4. Make your email CTA stand out with contrast
When designing any email CTA, it’s vital to think about how it’ll contrast with the surrounding content.
Using color is an excellent way to add contrast. Generally, vibrant colors are best at drawing the eye to your email CTA. Even when you use muted colors for your email CTAs, they need to contrast with any background colors, images beneath your CTA, or surrounding text.
For example, which one below draws your attention?
5. Make your email CTA fully-responsive
As we said above, users are now more likely to browse emails using their mobile phones. Thus, having a fully-responsive email design is essential these days.
Before sending your emails to subscribers, check if they look well-designed and are adequately displayed on all devices. Is your email CTA visible? Does it fit in every screen size? Do images load quickly?
A great strategy would be acting the other way around. You put your best efforts into developing and improving the mobile version and then get down to the desktop version. Even though, if you decide to buy one of the email newsletter templates, they’ll be adapted automatically.
And don’t forget that there are specific CTAs for smartphone browsing.
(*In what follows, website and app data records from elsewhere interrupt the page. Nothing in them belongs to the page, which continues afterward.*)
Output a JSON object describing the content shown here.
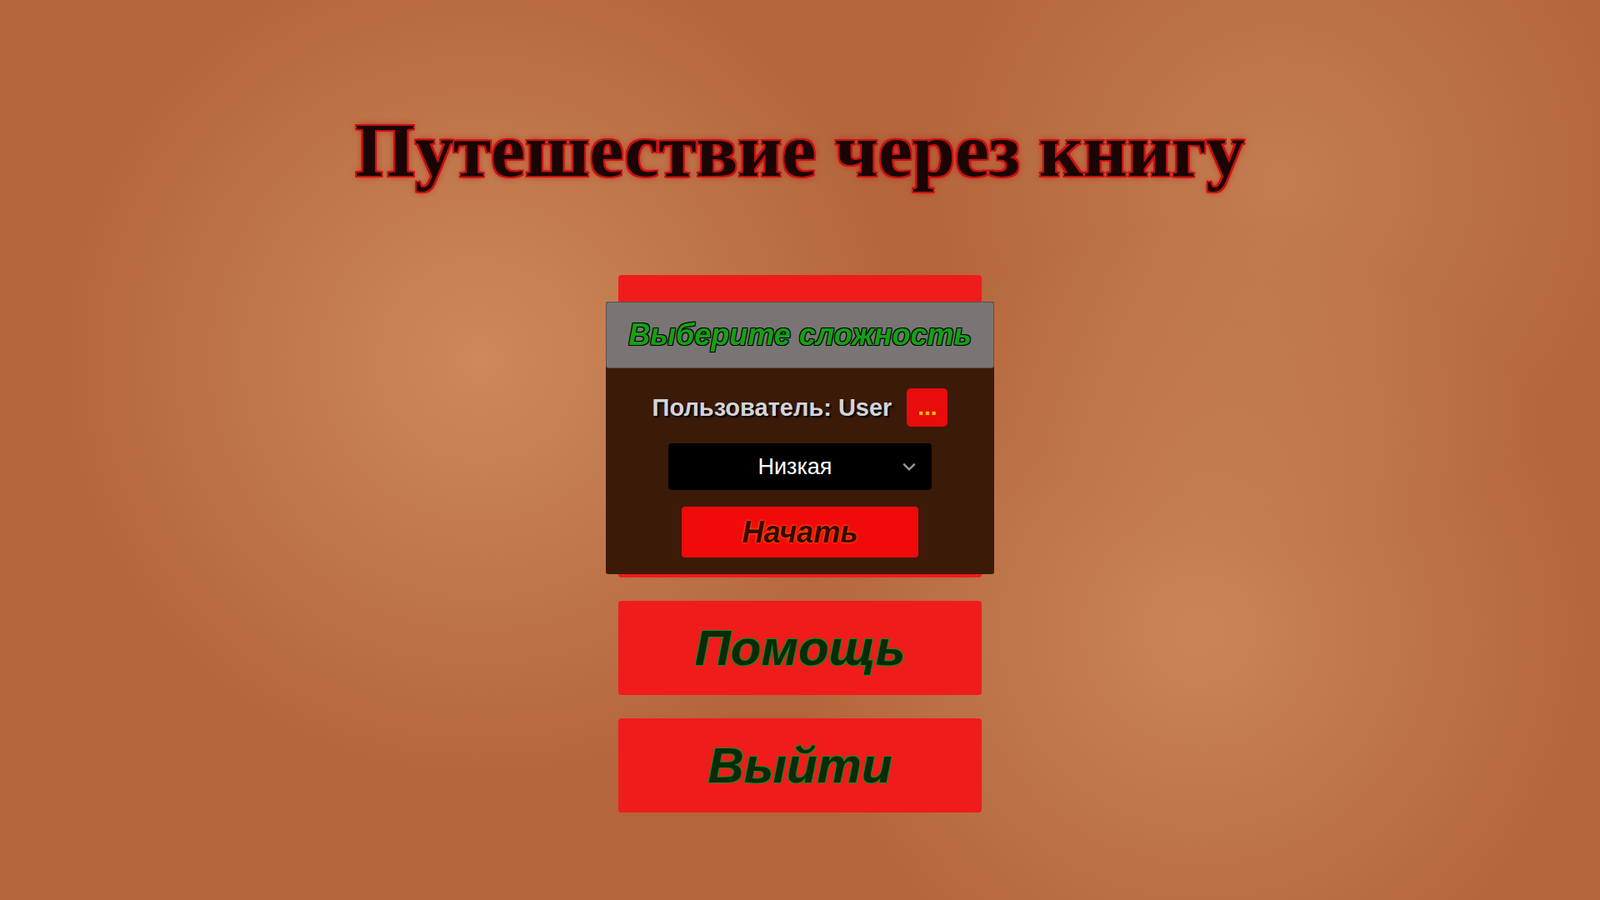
{
  "title": "Путешествие через книгу",
  "dialog": {
    "title": "Выберите сложность",
    "user_label": "Пользователь: User",
    "user_button": "...",
    "difficulty": {
      "value": "Низкая",
      "expanded": false
    },
    "start_button": "Начать"
  },
  "menu": [
    {
      "label": "Помощь"
    },
    {
      "label": "Выйти"
    }
  ]
}
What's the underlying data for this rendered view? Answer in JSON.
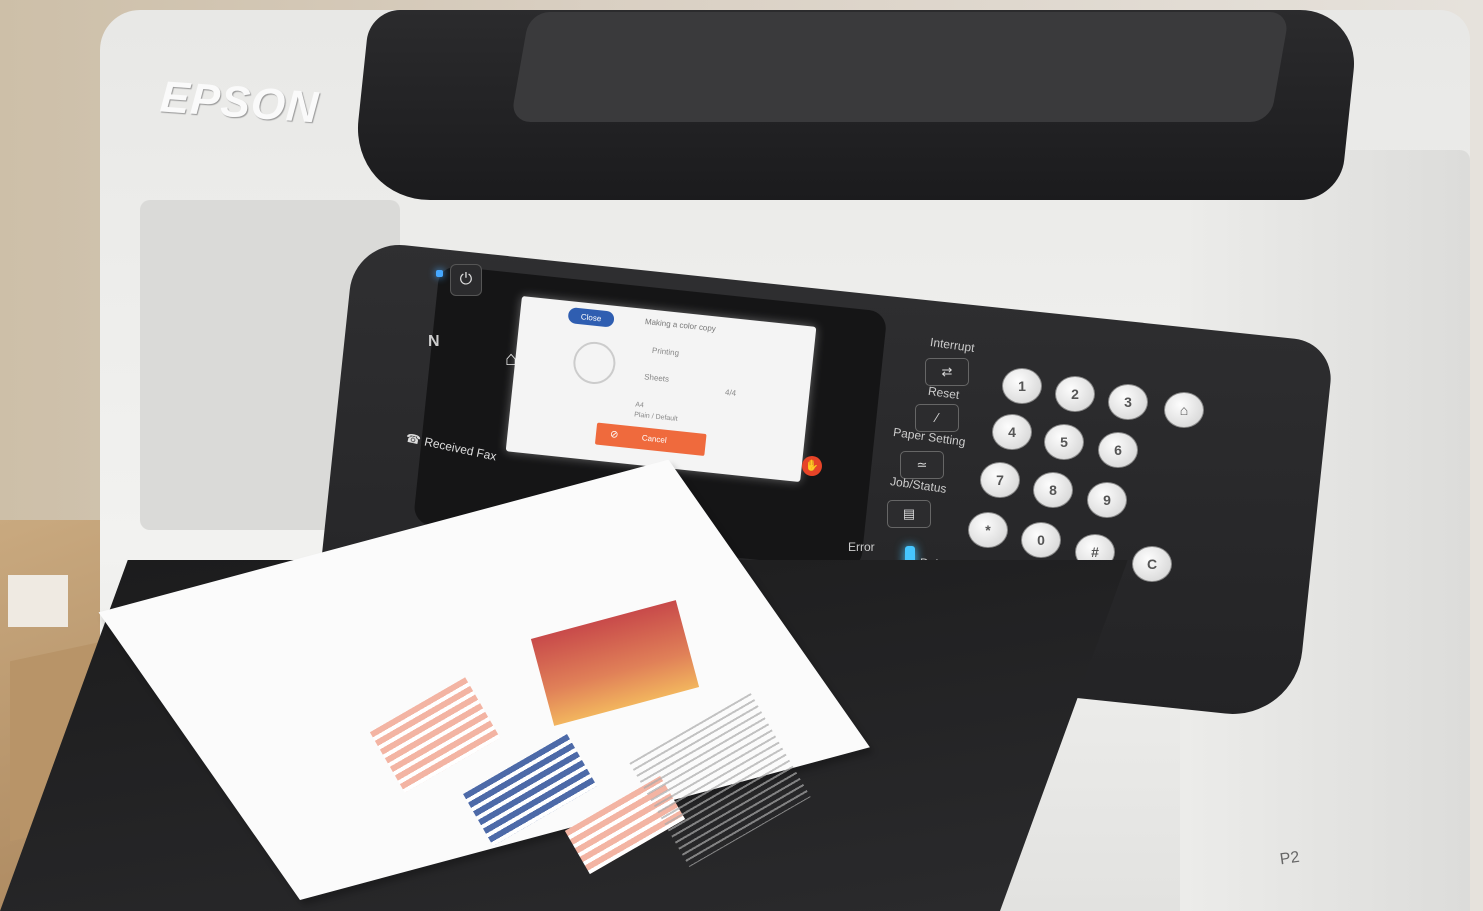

Along with the common email CTAs, you can include such buttons as “Request a Call” or “Call Me Back.”
6. Test your CTA
A small change in your email CTA can make a big difference. You might not expect higher CTR (click-through rates) as a result of moving your CTA above the fold or changing the color, but it happens all the time. That’s why it’s necessary to test your CTA.
You can test every aspect of your email CTA. From its placement to copy, you can test different aspects and let your audience’s response decide what’s best.
Of course, you want to test only one thing at a time, or you won’t know which change makes a difference. For instance, if you want to test your CTA copy, one group of subscribers will receive an email with “Shop Now” as the CTA copy, while the other group will get an email with “Shop our Spring Collection” as the CTA copy. The test only focuses on one thing: the text.
Then, you use the data to make your best choice.
The bottom line
How you craft your email CTA directly affects how effective your email marketing campaign will be.
To create a good email CTA, use language relevant to your brand and the action you want your subscribers to take. Besides, use actionable words and be direct. Just don’t leave your subscribers questioning what to do next. Command them, but do that in a non-standoffish way.
Once you have mastered how to write email CTA phrases that spur your subscribers to action, your email campaigns will drive much more revenue as well as pave the way for sustainable growth.